Pytleski first joined the Northeast Community College staff as an adjunct turfgrass management instructor, later becoming a full-time instructor.
Local golf courses offer his students real-life maintenance scenarios, as well as summer internships.
Pytleski and Corinne Morris, dean of agriculture, math & science at Northeast, said they are hopeful that enrollment in the Horticulture & Golf Course Management program will continue to increase.
The classes, they said, are not only valuable for the students pursuing horticulture-related careers, but for the general public in tending their lawns, landscapes and even houseplants.
Pytleski said an associate degree in horticulture and golf course management can lead to a variety of careers from managerial and maintenance roles at greenhouses, arboretums, sports fields and nurseries to parks and recreation to floriculture.
Taking horticulture classes also can benefit the do-it-yourselfers
“Knowing the basics of tree, shrub, lawn and landscape work can mean saving the cost of hiring professionals” Pytleski said.
Morris said, “We are able to provide students with excellent hands-on experiences and prepare them for success. Our greenhouse is small, and we often need to go off campus to augment the curriculum. We look forward to updating our facilities to meet the needs of the future. There are many ties to agriculture, food and plant production where this program can expand to advance the level of expertise for our students and their future employers.”
Dawson Sundsted, of Spearfish, S.D., is one of the students currently pursuing an associate degree in Horticulture & Golf Course Management from Northeast.
While in high school, Sundsted said he was scanning the internet looking for potential colleges.
“Northeast Community College popped up. I saw it was ranked as a Top 10 finalist for the national Aspen Prize (for Community College Excellence in 2017), and it had my planned degree and a golf team.”
He then emailed Pytleski, who invited him to visit the campus.
“I fell in love with the college and the faculty,” Sundsted said.
Sundsted, who has been involved in golf course management in his hometown for the past five years, said he began playing golf at age 12.
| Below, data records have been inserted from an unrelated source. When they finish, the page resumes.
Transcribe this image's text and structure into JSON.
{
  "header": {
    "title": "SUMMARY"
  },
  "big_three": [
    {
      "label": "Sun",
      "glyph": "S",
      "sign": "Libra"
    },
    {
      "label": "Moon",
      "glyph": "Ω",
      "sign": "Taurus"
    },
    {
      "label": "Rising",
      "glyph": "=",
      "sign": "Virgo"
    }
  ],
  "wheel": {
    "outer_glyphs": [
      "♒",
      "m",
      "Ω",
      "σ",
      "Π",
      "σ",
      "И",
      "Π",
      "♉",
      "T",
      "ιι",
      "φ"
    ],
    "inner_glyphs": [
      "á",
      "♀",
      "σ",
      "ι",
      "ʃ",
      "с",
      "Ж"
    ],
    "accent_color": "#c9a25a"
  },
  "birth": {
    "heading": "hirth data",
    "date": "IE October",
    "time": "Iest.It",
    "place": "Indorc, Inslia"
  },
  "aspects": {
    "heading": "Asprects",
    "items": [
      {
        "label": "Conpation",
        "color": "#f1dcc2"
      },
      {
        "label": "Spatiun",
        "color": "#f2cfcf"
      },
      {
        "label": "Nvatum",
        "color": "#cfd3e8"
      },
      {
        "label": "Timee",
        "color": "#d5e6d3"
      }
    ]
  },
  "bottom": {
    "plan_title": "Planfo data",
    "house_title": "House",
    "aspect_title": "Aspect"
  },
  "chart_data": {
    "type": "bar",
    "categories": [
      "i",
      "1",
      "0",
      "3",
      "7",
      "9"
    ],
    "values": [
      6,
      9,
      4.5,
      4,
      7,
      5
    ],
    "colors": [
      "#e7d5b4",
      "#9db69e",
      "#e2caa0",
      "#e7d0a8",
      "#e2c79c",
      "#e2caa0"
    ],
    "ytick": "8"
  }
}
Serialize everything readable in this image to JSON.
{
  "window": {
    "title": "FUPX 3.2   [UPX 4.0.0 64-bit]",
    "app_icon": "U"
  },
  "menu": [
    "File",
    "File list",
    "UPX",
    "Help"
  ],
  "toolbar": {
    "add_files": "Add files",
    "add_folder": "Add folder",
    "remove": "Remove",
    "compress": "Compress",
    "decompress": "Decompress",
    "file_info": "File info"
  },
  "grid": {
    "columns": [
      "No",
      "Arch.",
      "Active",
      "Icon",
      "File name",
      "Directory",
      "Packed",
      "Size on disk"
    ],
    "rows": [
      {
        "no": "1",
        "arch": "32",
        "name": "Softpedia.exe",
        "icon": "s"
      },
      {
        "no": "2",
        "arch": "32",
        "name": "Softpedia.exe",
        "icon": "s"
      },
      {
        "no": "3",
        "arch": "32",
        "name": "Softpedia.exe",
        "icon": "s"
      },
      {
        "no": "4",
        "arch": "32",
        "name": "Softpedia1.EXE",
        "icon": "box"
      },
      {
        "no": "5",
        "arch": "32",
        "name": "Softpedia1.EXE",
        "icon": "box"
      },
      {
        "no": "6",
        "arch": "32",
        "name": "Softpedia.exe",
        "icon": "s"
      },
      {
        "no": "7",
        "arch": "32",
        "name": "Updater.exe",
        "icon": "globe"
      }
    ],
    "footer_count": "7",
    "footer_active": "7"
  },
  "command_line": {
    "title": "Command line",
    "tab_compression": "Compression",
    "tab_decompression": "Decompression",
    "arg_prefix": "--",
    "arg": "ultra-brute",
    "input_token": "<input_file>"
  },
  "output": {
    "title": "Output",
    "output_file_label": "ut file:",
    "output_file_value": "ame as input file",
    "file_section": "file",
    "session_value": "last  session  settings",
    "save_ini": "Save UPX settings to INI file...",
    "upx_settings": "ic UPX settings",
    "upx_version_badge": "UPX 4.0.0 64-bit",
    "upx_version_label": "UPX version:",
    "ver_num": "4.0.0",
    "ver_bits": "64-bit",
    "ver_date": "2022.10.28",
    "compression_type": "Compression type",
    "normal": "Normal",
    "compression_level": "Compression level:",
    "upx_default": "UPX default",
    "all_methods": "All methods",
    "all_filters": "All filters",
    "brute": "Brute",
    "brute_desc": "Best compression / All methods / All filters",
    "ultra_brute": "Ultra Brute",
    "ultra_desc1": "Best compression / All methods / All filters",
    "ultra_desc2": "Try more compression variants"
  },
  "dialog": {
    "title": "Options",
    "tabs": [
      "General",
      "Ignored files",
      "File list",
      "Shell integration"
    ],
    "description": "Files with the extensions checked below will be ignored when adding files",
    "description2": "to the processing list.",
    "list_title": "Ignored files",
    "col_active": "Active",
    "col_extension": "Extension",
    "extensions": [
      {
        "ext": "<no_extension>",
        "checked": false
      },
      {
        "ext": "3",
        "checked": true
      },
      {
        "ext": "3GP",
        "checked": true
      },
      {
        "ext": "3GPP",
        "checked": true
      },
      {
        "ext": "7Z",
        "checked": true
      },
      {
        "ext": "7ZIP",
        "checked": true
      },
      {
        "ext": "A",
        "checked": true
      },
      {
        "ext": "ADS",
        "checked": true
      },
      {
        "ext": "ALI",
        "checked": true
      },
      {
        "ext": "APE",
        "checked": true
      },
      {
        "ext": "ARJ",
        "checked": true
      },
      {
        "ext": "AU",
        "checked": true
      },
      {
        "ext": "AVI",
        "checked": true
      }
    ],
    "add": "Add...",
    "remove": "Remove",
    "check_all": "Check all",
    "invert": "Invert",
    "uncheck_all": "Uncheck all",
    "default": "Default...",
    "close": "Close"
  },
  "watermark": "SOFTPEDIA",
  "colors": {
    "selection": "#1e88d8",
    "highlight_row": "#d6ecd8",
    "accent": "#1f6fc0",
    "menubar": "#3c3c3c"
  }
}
“I liked it better than baseball, so I decided to pursue a career in it.”
The freshman is a member of Northeast’s golf team coached by Pytleski.
“I love it here at Northeast,” said Sunsted whose hometown is a seven-hour drive away from Norfolk. “I’m happy here and ready to come back in the fall.”
This summer, Sundsted said he will do his required internship at the Spearfish golf course where he will be involved in the remodel of the course’s front nine holes – from propagating grass from scratch to weed control.